What you have to do
All lines containing the string "icon" must be copied from the entries.

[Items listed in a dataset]
Start of Block
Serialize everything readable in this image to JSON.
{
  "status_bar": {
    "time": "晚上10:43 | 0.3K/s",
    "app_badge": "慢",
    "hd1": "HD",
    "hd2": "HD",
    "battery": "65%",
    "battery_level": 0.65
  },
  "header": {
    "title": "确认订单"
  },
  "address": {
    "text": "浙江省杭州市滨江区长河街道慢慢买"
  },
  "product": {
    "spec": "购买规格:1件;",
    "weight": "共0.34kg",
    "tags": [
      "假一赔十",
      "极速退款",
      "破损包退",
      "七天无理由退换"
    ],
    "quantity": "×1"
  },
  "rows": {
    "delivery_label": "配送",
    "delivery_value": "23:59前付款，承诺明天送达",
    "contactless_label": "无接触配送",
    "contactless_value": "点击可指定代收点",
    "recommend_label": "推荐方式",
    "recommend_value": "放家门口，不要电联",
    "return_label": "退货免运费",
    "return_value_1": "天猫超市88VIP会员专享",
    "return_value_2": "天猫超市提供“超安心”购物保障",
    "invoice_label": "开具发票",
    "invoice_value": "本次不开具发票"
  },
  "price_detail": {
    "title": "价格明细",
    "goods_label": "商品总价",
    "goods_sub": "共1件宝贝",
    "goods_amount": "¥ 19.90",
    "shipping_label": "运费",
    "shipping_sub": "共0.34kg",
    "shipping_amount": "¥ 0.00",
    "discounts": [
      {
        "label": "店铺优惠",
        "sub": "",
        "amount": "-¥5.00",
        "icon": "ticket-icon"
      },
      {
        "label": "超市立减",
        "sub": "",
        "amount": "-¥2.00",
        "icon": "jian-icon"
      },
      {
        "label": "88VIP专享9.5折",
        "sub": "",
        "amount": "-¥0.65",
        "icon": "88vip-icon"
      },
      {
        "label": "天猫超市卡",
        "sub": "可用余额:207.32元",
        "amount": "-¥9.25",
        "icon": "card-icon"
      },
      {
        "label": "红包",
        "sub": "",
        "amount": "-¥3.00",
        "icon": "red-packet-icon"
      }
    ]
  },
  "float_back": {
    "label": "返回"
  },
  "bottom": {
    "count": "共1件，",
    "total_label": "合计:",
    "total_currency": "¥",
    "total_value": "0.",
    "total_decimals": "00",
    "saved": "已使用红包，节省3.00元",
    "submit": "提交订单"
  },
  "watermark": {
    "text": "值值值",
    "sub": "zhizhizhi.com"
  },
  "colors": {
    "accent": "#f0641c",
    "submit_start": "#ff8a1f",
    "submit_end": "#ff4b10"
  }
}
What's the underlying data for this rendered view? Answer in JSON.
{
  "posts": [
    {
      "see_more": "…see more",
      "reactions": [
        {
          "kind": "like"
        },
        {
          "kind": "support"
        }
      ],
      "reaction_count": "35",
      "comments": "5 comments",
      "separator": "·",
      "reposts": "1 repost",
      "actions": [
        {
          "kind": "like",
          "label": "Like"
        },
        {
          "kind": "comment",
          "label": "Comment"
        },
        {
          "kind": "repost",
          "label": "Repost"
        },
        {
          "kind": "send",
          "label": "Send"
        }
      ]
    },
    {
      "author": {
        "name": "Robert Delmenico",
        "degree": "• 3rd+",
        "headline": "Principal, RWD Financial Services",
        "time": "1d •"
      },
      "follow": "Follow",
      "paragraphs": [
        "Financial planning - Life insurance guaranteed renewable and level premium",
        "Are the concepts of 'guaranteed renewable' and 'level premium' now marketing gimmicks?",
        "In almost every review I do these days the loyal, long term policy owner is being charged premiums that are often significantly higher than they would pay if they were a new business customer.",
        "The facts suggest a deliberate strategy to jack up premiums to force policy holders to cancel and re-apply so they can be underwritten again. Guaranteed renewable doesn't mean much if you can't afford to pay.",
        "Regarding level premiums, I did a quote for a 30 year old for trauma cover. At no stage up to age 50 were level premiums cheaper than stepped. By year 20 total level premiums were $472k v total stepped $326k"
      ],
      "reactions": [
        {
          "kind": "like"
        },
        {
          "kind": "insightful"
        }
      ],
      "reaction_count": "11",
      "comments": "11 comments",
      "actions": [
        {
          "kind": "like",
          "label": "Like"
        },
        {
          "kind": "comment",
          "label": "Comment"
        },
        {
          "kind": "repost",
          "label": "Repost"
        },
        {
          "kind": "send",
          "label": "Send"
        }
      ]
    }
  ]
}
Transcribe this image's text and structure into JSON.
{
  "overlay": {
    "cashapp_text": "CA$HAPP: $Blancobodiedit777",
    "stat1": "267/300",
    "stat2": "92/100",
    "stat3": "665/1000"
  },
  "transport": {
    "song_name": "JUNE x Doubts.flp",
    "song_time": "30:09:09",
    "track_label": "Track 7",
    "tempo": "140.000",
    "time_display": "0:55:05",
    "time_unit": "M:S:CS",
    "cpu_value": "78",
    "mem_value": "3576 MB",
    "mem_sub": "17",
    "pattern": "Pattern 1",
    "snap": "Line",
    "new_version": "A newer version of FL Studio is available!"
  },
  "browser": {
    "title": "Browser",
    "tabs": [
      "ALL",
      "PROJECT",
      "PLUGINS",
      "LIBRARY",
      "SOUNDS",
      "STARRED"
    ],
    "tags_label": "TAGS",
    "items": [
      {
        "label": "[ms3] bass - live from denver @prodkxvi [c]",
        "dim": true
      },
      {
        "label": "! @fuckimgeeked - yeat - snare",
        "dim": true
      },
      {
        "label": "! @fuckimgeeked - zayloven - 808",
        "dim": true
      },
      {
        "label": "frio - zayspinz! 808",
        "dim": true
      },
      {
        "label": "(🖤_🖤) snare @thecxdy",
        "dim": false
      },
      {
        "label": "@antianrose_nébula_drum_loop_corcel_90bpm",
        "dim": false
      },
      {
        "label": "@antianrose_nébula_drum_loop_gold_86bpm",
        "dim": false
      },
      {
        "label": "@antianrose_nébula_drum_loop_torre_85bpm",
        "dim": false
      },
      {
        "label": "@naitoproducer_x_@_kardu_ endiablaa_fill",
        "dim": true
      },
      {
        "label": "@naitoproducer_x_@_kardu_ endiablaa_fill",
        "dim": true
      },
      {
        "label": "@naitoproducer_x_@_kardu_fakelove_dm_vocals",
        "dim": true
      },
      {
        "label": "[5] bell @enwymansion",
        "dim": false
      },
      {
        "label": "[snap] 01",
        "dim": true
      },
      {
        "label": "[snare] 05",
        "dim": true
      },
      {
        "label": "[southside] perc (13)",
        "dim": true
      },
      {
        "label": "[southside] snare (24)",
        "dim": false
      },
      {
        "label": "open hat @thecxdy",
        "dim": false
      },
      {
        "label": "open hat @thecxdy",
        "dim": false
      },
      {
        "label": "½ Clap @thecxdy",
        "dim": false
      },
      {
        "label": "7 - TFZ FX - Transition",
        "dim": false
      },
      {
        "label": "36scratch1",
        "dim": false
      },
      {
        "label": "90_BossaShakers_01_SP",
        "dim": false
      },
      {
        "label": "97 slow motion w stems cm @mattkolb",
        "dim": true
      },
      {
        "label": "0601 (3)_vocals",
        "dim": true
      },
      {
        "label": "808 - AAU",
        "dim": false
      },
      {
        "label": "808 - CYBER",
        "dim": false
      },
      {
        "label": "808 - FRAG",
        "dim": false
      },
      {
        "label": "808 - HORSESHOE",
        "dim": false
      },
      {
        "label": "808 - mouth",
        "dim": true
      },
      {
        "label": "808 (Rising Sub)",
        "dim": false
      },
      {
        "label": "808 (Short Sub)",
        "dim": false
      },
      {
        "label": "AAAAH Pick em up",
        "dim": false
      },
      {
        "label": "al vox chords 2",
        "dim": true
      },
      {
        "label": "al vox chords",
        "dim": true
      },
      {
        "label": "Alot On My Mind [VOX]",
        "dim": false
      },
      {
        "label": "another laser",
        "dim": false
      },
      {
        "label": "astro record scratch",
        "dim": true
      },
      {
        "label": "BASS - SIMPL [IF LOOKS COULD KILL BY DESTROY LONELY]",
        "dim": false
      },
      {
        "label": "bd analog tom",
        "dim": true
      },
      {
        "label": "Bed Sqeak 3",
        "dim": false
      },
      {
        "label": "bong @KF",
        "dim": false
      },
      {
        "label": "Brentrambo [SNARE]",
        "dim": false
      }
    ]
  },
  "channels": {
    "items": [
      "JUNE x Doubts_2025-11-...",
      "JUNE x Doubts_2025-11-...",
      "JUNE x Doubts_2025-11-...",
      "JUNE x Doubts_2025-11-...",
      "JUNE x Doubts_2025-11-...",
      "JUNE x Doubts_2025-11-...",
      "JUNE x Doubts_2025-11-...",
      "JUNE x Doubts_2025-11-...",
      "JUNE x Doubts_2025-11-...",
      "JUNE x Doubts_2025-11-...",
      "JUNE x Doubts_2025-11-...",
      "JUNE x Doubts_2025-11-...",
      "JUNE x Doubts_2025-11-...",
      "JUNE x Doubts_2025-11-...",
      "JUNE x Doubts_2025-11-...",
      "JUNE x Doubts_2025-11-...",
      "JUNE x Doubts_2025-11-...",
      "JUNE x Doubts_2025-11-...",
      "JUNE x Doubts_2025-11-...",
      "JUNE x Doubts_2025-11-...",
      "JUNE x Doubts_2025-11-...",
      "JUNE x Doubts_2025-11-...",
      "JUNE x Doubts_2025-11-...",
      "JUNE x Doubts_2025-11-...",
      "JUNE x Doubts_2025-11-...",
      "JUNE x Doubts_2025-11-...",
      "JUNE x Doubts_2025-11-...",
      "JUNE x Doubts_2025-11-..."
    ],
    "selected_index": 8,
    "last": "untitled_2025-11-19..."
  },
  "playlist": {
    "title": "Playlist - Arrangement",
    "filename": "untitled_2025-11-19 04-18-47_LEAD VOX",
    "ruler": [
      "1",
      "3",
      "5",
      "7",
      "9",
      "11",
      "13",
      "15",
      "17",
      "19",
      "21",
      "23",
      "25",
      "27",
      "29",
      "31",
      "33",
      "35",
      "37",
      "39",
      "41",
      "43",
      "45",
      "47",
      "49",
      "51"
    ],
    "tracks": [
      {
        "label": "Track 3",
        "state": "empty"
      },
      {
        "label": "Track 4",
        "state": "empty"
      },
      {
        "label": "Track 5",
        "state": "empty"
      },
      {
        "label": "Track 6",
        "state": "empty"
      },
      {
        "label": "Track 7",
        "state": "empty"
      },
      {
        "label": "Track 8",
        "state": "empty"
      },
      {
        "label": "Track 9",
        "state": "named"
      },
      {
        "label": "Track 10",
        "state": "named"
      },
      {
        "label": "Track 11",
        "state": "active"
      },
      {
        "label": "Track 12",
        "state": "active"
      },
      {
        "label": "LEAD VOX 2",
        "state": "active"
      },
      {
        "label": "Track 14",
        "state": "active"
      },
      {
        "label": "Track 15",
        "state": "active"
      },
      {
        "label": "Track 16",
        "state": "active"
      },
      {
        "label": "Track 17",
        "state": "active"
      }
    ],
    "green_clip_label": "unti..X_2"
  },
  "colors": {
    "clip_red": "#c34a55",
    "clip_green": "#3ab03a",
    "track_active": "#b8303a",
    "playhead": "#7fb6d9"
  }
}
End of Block
Output of the exercise
        "icon": "ticket-icon"
        "icon": "jian-icon"
        "icon": "88vip-icon"
        "icon": "card-icon"
        "icon": "red-packet-icon"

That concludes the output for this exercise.